Problem requirements
Return each entry below exactly. Skip the images.

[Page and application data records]

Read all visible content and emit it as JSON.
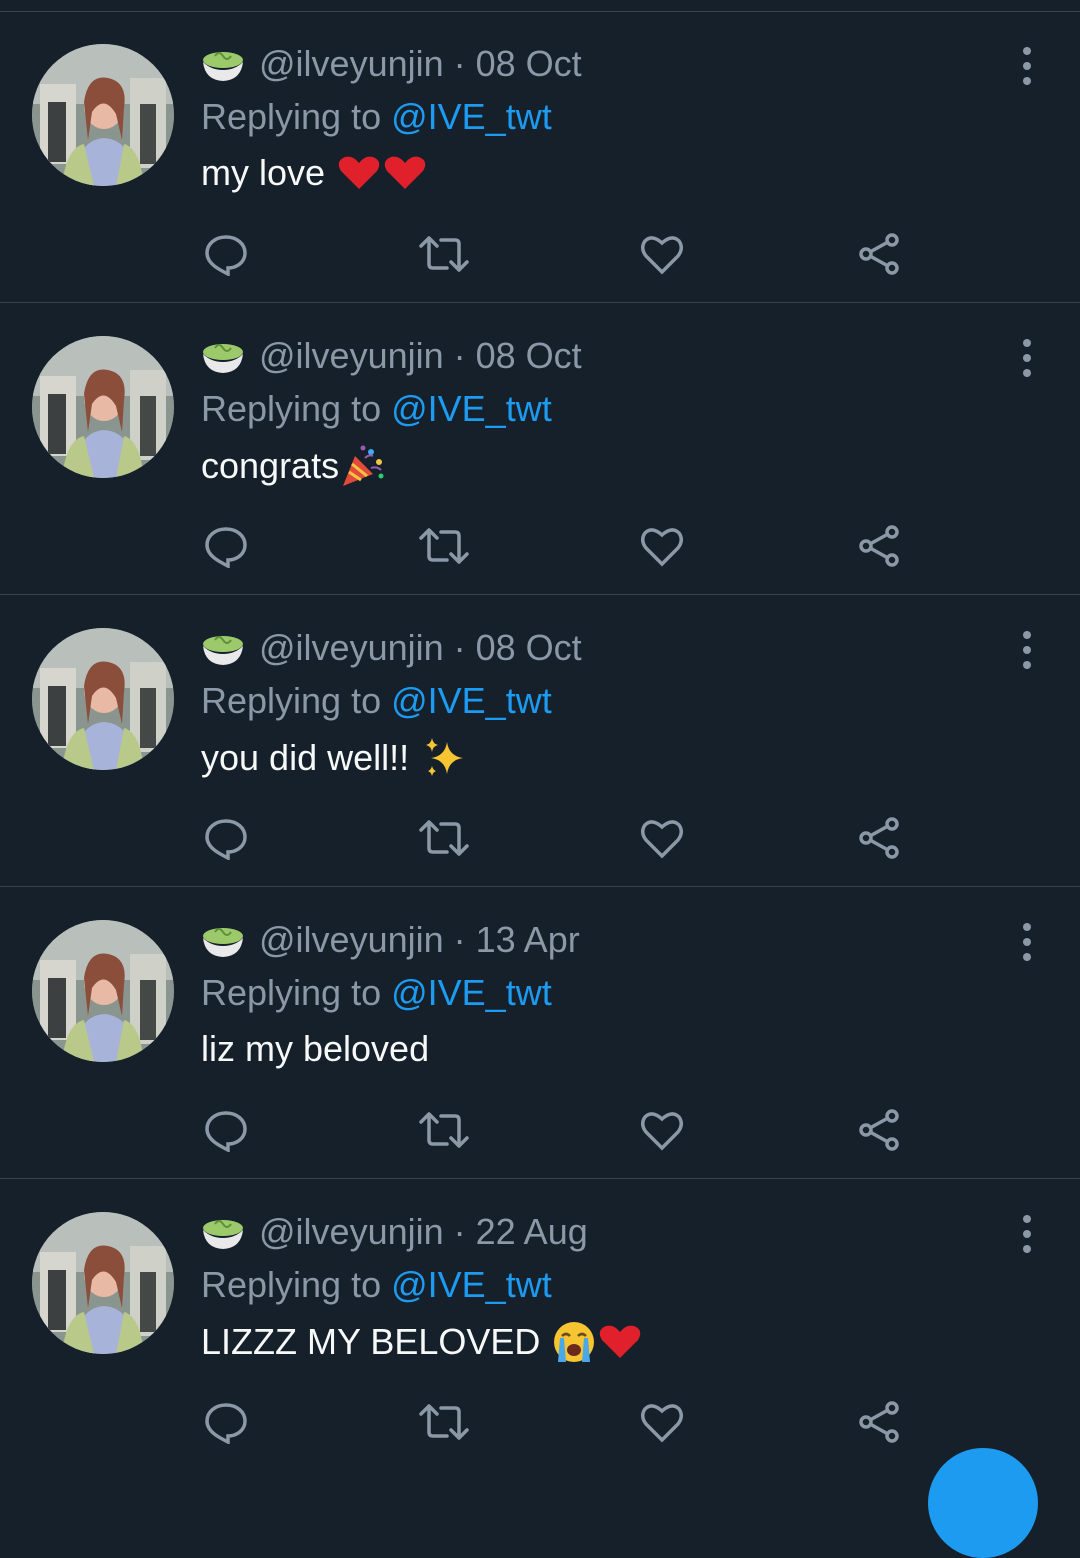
{
  "tweets": [
    {
      "handle": "@ilveyunjin",
      "dot": "·",
      "date": "08 Oct",
      "reply_prefix": "Replying to ",
      "mention": "@IVE_twt",
      "text": "my love",
      "emoji": "hearts"
    },
    {
      "handle": "@ilveyunjin",
      "dot": "·",
      "date": "08 Oct",
      "reply_prefix": "Replying to ",
      "mention": "@IVE_twt",
      "text": "congrats",
      "emoji": "party"
    },
    {
      "handle": "@ilveyunjin",
      "dot": "·",
      "date": "08 Oct",
      "reply_prefix": "Replying to ",
      "mention": "@IVE_twt",
      "text": "you did well!!",
      "emoji": "sparkles"
    },
    {
      "handle": "@ilveyunjin",
      "dot": "·",
      "date": "13 Apr",
      "reply_prefix": "Replying to ",
      "mention": "@IVE_twt",
      "text": "liz my beloved",
      "emoji": "none"
    },
    {
      "handle": "@ilveyunjin",
      "dot": "·",
      "date": "22 Aug",
      "reply_prefix": "Replying to ",
      "mention": "@IVE_twt",
      "text": "LIZZZ MY BELOVED",
      "emoji": "crying-heart"
    }
  ],
  "icons": {
    "name_emoji": "matcha-bowl-icon",
    "reply": "reply-icon",
    "retweet": "retweet-icon",
    "like": "heart-outline-icon",
    "share": "share-icon",
    "more": "more-vertical-icon"
  },
  "colors": {
    "background": "#15202b",
    "divider": "#38444d",
    "secondary_text": "#8b98a5",
    "mention": "#1d9bf0",
    "primary_text": "#f7f9f9"
  }
}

Completed task
Read all visible content and emit it as JSON.
{
  "tweets": [
    {
      "handle": "@ilveyunjin",
      "dot": "·",
      "date": "08 Oct",
      "reply_prefix": "Replying to ",
      "mention": "@IVE_twt",
      "text": "my love",
      "emoji": "hearts"
    },
    {
      "handle": "@ilveyunjin",
      "dot": "·",
      "date": "08 Oct",
      "reply_prefix": "Replying to ",
      "mention": "@IVE_twt",
      "text": "congrats",
      "emoji": "party"
    },
    {
      "handle": "@ilveyunjin",
      "dot": "·",
      "date": "08 Oct",
      "reply_prefix": "Replying to ",
      "mention": "@IVE_twt",
      "text": "you did well!!",
      "emoji": "sparkles"
    },
    {
      "handle": "@ilveyunjin",
      "dot": "·",
      "date": "13 Apr",
      "reply_prefix": "Replying to ",
      "mention": "@IVE_twt",
      "text": "liz my beloved",
      "emoji": "none"
    },
    {
      "handle": "@ilveyunjin",
      "dot": "·",
      "date": "22 Aug",
      "reply_prefix": "Replying to ",
      "mention": "@IVE_twt",
      "text": "LIZZZ MY BELOVED",
      "emoji": "crying-heart"
    }
  ],
  "icons": {
    "name_emoji": "matcha-bowl-icon",
    "reply": "reply-icon",
    "retweet": "retweet-icon",
    "like": "heart-outline-icon",
    "share": "share-icon",
    "more": "more-vertical-icon"
  },
  "colors": {
    "background": "#15202b",
    "divider": "#38444d",
    "secondary_text": "#8b98a5",
    "mention": "#1d9bf0",
    "primary_text": "#f7f9f9"
  }
}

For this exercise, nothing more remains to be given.